Data in this exercise.
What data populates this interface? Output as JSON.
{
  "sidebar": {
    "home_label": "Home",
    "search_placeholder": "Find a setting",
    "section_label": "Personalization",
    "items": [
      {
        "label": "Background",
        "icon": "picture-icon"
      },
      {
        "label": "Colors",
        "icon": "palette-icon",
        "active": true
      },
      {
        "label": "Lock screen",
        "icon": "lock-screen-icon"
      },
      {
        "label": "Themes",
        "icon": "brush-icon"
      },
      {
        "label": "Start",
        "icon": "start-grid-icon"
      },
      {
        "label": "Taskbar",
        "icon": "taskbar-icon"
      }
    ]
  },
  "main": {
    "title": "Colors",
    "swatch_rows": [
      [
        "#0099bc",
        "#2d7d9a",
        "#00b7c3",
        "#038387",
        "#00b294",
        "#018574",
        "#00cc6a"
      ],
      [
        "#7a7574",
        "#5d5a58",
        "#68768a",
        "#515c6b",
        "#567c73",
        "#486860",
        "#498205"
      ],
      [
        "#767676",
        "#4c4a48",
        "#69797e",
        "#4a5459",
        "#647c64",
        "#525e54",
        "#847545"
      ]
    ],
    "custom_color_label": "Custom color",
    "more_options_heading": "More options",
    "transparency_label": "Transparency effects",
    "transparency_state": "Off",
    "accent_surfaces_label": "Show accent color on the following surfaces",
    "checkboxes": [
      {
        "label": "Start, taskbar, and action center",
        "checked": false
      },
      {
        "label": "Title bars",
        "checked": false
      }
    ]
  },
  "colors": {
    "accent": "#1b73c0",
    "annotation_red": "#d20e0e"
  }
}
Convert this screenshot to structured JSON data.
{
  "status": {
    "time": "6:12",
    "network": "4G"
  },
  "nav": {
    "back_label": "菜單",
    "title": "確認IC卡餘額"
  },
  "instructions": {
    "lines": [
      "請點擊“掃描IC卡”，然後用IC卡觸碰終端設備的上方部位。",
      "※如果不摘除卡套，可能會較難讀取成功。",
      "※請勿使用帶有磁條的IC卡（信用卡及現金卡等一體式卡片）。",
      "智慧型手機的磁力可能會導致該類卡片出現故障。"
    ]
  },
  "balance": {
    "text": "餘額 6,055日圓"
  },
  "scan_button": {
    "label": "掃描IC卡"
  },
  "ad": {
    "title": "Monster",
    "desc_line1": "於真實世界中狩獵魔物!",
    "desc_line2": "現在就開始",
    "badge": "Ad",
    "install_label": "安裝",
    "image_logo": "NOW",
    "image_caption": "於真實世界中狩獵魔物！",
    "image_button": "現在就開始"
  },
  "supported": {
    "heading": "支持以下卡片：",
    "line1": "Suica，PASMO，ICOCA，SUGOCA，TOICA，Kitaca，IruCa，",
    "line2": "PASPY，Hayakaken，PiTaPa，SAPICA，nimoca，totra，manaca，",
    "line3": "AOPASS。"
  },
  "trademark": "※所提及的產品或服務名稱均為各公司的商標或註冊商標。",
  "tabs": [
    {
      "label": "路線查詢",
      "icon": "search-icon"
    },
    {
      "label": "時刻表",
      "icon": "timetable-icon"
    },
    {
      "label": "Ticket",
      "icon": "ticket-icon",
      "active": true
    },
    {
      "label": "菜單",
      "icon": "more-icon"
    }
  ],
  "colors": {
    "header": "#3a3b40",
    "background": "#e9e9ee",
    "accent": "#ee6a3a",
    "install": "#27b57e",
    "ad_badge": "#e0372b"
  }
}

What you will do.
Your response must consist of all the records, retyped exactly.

Result below.
What data populates this interface? Output as JSON.
{
  "sidebar": {
    "home_label": "Home",
    "search_placeholder": "Find a setting",
    "section_label": "Personalization",
    "items": [
      {
        "label": "Background",
        "icon": "picture-icon"
      },
      {
        "label": "Colors",
        "icon": "palette-icon",
        "active": true
      },
      {
        "label": "Lock screen",
        "icon": "lock-screen-icon"
      },
      {
        "label": "Themes",
        "icon": "brush-icon"
      },
      {
        "label": "Start",
        "icon": "start-grid-icon"
      },
      {
        "label": "Taskbar",
        "icon": "taskbar-icon"
      }
    ]
  },
  "main": {
    "title": "Colors",
    "swatch_rows": [
      [
        "#0099bc",
        "#2d7d9a",
        "#00b7c3",
        "#038387",
        "#00b294",
        "#018574",
        "#00cc6a"
      ],
      [
        "#7a7574",
        "#5d5a58",
        "#68768a",
        "#515c6b",
        "#567c73",
        "#486860",
        "#498205"
      ],
      [
        "#767676",
        "#4c4a48",
        "#69797e",
        "#4a5459",
        "#647c64",
        "#525e54",
        "#847545"
      ]
    ],
    "custom_color_label": "Custom color",
    "more_options_heading": "More options",
    "transparency_label": "Transparency effects",
    "transparency_state": "Off",
    "accent_surfaces_label": "Show accent color on the following surfaces",
    "checkboxes": [
      {
        "label": "Start, taskbar, and action center",
        "checked": false
      },
      {
        "label": "Title bars",
        "checked": false
      }
    ]
  },
  "colors": {
    "accent": "#1b73c0",
    "annotation_red": "#d20e0e"
  }
}
Convert this screenshot to structured JSON data.
{
  "status": {
    "time": "6:12",
    "network": "4G"
  },
  "nav": {
    "back_label": "菜單",
    "title": "確認IC卡餘額"
  },
  "instructions": {
    "lines": [
      "請點擊“掃描IC卡”，然後用IC卡觸碰終端設備的上方部位。",
      "※如果不摘除卡套，可能會較難讀取成功。",
      "※請勿使用帶有磁條的IC卡（信用卡及現金卡等一體式卡片）。",
      "智慧型手機的磁力可能會導致該類卡片出現故障。"
    ]
  },
  "balance": {
    "text": "餘額 6,055日圓"
  },
  "scan_button": {
    "label": "掃描IC卡"
  },
  "ad": {
    "title": "Monster",
    "desc_line1": "於真實世界中狩獵魔物!",
    "desc_line2": "現在就開始",
    "badge": "Ad",
    "install_label": "安裝",
    "image_logo": "NOW",
    "image_caption": "於真實世界中狩獵魔物！",
    "image_button": "現在就開始"
  },
  "supported": {
    "heading": "支持以下卡片：",
    "line1": "Suica，PASMO，ICOCA，SUGOCA，TOICA，Kitaca，IruCa，",
    "line2": "PASPY，Hayakaken，PiTaPa，SAPICA，nimoca，totra，manaca，",
    "line3": "AOPASS。"
  },
  "trademark": "※所提及的產品或服務名稱均為各公司的商標或註冊商標。",
  "tabs": [
    {
      "label": "路線查詢",
      "icon": "search-icon"
    },
    {
      "label": "時刻表",
      "icon": "timetable-icon"
    },
    {
      "label": "Ticket",
      "icon": "ticket-icon",
      "active": true
    },
    {
      "label": "菜單",
      "icon": "more-icon"
    }
  ],
  "colors": {
    "header": "#3a3b40",
    "background": "#e9e9ee",
    "accent": "#ee6a3a",
    "install": "#27b57e",
    "ad_badge": "#e0372b"
  }
}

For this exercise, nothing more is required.